“I didn’t give him any advice,” said Yoshii, who won 121 jobs between Japan and the United States. “He doesn’t want me to interfere with his mechanics because he understands them better than I do.” I just wanted to make sure he was comfortable and had everything he needed to do the work he felt was necessary to prepare for the season. That’s all I can ask.”
Managers in Japan have always been notoriously difficult. Not content to leave things up to their players, they prefer to set the tone for their pitchers and force things to be done by a respectable manual.
When asked if he was imitating the style of communication he saw in the United States, Yoshii quickly said his style was based on what he learned from his experience on the Mets with Valentine.
“I’ll never forget Bobby coming up to me one time to tell me that a rehab pitcher was about to rejoin the rotation, so how would I feel coming out of the bullpen,” Yoshii said. “I said, ‘I’m not comfortable there and I like to be flexible.’ He went with a six-man rotation after that. I was eternally grateful. That’s the kind of freedom I’m trying to have.”
Yoshii was 32 at the time and said he had never thought about a future in coaching or management. The openness he got from Valentine, however, stayed with him for 25 years.
In 2000, the Mets signed Shinjo, an outfielder, making him the second Major League Baseball player from Japan – the deal was completed less than two weeks after Seattle signed Ichiro Suzuki. Shinjo credits an unexpected part of his Mets experience with impacting him in his second season as the Fighters manager.
He spent part of 2003 working for Norfolk, then the Mets’ Class AAA team. He found the conditions to be harsher than in Japan’s minor leagues, where teams are like a junior varsity team in the same city as a top club.
“At lunch we spread peanut butter and jelly on two pieces of bread and called it food,” he said in Japanese. “To take a shower, we found these towels that didn’t dry us. It made me realize that guys who go to the big leagues have to have the will to fight to survive to get out of it in the long run. “

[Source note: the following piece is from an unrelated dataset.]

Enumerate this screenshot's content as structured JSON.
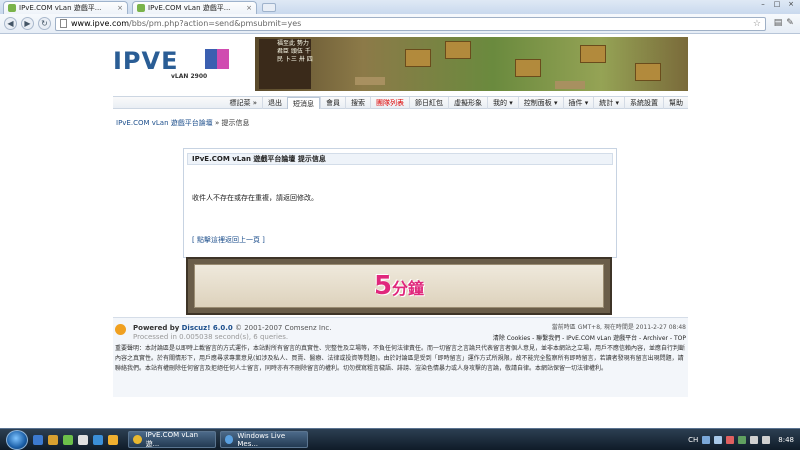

When he learned that Gosuke Katoh, a player who fought his way through nine seasons in such conditions, Shinjo encouraged the Fighters to sign him. He thought Katoh’s hunger would be a great motivator for his young, developing team.
Katoh was born in Japan but grew up in the United States, and was drafted by the Yankees in the second round in 2013. After signing with Toronto as a minor free agent in 2022, he finally made it to the majors, making eight appearances. Blue Jays game. But he was later waived and signed by the Mets, spending the rest of the season with Class AAA Syracuse before joining the Warriors in the offseason.
Shinjo’s Fighters finished last in Japan’s Pacific League in its inaugural season last year and are struggling again in 2023. Yoshii’s Marines were leading the Pacific League until Sunday, Matsui’s Lions were fifth and Ishii’s Golden Eagles were last.
Takatsu is the only former Mets manager in Japan’s Central League. Although his Swallows were in fifth place until Sunday, they had already accomplished something the Mets hadn’t done since 1986: They won the NPB championship in 2021.